I was in a beautiful local osteria (inn) where they make homemade trofie pasta with homemade pesto and, in order to have a full Ligurian experience, I decided to end my meal with this typical dessert and this exquisite digestive drink.
Typical Ligurian meal I had
Gelato, more simply known as ice-cream, is popular and good all over the Italian peninsula but, perhaps, not everyone knows that Liguria also boasts a traditional ice-cream flavor, typical of the city of Genoa, called Panera.
The Panera flavored ice cream is more precisely a parfait made with cream and coffee and some local Genoese people get actually angry if you call it ice-cream because they say it’s a semifreddo which technically means parfait.
The origins of this ice cream are quite ancient, in fact they date back to the nineteenth century. According to tradition, the name pronounced pànera, with the accent on the first “a” derives from the word pa – cream – and nera - black.
Without the original recipe (which I heard it’s secret and every restaurant makes its own) I have made several attempts to develop a recipe that is close enough and I propose the best one so that you can taste this delicacy making it yourself.
25 grams of coffee powder
250 ml of whole milk
200 grams of granulated sugar
Dissolve the coffee powder in the milk, add the sugar and heat over a low flame until the sugar is well dissolved.
Let it cool completely, then filter with a fine filter to remove any traces of coffee powder.
Pour the mixture into a low and wide container and place it in the freezer to solidify. Take out every half hour and mix quickly with a whisk to make it homogeneous. When it is creamy, but not yet completely frozen, add the whipped cream in two stages and put it back in the freezer to complete the cooling, still stirring it occasionally.
In the past, many Ligurian and French cafés owners placed on their counters a vase with a majolica teaspoon full of small green citrus fruits immersed in Maraschino liqueur: they were chinotti from Savona, alcoholic citrus fruits famous and unique for quality, aroma and excellent as a digestive. This citrus fruit is grown in Liguria with the Slow Food Presidium in the coastal area from Celle to Varigotti. Despite being a plant native to China, it seems that around the 16th century, a Savona navigator transplanted it to the Ligurian coast and here he found an ideal environment which, over time, improved its qualities.

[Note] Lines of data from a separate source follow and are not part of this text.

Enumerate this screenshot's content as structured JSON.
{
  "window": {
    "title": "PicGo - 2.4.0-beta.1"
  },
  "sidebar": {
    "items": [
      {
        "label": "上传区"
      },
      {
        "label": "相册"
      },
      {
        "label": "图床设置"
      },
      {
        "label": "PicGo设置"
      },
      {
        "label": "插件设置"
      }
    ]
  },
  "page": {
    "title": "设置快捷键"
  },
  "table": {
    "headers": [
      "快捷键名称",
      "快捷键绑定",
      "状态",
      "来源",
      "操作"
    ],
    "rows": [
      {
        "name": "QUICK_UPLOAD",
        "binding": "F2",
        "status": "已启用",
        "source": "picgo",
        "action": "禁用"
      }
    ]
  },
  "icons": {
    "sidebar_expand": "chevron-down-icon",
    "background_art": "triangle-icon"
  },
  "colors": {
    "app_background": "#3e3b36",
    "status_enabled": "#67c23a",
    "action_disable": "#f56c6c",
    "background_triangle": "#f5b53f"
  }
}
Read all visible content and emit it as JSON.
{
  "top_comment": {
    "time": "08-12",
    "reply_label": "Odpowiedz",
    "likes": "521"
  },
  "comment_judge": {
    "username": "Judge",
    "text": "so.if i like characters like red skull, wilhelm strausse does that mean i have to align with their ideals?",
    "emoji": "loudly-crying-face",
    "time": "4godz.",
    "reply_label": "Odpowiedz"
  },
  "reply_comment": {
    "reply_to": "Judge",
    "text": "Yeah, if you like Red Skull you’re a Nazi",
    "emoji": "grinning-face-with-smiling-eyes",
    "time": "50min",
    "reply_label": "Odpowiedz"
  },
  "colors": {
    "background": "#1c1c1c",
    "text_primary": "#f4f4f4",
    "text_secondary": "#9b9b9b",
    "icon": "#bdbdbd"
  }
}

The characteristics of the fruit give the liqueur a strong taste, leaving a wonderful citrus aftertaste and delicately bitter hints in the mouth.
According to the traditional method of making such liqueurs, officinal herbs and natural extracts are macerated in an alcoholic base composed of ethyl alcohol and spring water later mixed with cane sugar.

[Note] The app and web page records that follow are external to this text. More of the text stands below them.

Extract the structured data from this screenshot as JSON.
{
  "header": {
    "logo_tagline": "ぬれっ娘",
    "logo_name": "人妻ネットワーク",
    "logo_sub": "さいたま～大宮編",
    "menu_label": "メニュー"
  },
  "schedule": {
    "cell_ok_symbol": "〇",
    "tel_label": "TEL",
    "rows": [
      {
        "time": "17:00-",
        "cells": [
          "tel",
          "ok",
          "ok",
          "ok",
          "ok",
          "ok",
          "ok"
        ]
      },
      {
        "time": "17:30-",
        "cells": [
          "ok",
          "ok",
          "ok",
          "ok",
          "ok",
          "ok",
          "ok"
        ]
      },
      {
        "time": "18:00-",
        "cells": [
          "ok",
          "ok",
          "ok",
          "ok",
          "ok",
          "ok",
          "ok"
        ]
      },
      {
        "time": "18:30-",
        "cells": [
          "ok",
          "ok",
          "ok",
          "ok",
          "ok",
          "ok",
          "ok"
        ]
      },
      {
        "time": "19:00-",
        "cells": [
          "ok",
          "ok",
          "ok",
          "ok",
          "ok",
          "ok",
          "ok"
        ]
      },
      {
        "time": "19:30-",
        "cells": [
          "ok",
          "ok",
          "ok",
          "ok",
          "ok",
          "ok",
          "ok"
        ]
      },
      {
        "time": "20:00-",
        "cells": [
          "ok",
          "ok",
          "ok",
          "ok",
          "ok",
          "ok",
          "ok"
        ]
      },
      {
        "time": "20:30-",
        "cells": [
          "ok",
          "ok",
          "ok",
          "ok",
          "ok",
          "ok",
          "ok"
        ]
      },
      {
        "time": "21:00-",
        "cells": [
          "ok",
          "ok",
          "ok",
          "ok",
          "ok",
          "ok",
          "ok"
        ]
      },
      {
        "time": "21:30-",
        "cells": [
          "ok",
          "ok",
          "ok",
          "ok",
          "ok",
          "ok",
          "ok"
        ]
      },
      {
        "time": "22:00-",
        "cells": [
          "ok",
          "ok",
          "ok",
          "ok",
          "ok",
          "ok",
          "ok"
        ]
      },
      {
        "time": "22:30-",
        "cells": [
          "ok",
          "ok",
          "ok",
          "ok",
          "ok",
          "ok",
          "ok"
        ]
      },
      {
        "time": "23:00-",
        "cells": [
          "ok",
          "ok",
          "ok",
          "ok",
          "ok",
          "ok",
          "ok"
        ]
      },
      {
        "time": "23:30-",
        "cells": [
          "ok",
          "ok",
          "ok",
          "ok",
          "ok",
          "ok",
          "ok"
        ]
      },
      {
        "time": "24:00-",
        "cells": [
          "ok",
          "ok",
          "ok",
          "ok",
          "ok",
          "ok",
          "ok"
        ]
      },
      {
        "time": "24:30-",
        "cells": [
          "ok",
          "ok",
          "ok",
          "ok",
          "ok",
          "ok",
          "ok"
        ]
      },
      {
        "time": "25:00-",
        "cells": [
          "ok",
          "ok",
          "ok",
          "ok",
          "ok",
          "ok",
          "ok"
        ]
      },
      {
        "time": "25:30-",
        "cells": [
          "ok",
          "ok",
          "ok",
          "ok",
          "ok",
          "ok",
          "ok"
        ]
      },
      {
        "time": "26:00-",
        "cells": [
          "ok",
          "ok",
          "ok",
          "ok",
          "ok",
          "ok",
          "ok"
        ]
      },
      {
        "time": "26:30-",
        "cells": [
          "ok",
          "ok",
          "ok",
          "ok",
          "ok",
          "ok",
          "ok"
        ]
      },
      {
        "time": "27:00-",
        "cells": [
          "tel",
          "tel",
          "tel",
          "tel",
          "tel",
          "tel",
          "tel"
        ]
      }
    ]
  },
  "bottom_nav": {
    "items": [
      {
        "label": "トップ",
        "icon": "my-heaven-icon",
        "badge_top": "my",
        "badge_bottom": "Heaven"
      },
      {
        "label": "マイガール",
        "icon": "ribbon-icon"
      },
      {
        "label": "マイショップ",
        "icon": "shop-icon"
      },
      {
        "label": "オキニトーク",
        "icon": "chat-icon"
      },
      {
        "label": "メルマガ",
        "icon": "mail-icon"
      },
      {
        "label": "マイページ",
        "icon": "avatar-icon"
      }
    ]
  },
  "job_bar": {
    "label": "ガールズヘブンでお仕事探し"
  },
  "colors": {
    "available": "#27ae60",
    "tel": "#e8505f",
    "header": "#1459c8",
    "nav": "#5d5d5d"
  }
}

I have tried both the original chinotto liqueur made with the citrus fruit alone and its newer version with an addition of basil, mint and sage.

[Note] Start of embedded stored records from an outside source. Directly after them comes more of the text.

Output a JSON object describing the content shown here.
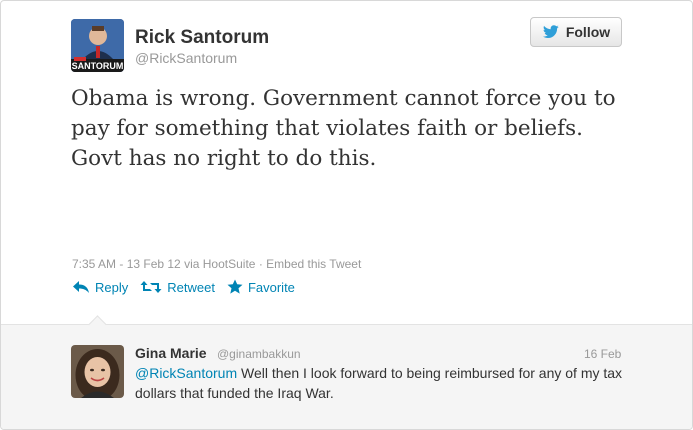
{
  "tweet": {
    "author": {
      "name": "Rick Santorum",
      "screen_name": "@RickSantorum",
      "avatar_text": "SANTORUM"
    },
    "follow_button": {
      "label": "Follow"
    },
    "text": "Obama is wrong. Government cannot force you to pay for something that violates faith or beliefs. Govt has no right to do this.",
    "meta": {
      "timestamp": "7:35 AM - 13 Feb 12",
      "via_prefix": "via",
      "source": "HootSuite",
      "separator": "·",
      "embed": "Embed this Tweet"
    },
    "actions": {
      "reply": "Reply",
      "retweet": "Retweet",
      "favorite": "Favorite"
    }
  },
  "reply": {
    "name": "Gina Marie",
    "screen_name": "@ginambakkun",
    "date": "16 Feb",
    "mention": "@RickSantorum",
    "text": " Well then I look forward to being reimbursed for any of my tax dollars that funded the Iraq War."
  },
  "colors": {
    "link": "#0084b4",
    "muted": "#999999",
    "text": "#333333",
    "reply_bg": "#f5f5f5"
  }
}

In the last one the citrus scents of lemon and chinotto are complemented by the herbaceous notes of basil and sage while the mint leaves give it a pleasant freshness so I preferred the latter.
Although some say that Panera should be eaten alone I very much liked the combination of the dessert followed by the digestive liqueur.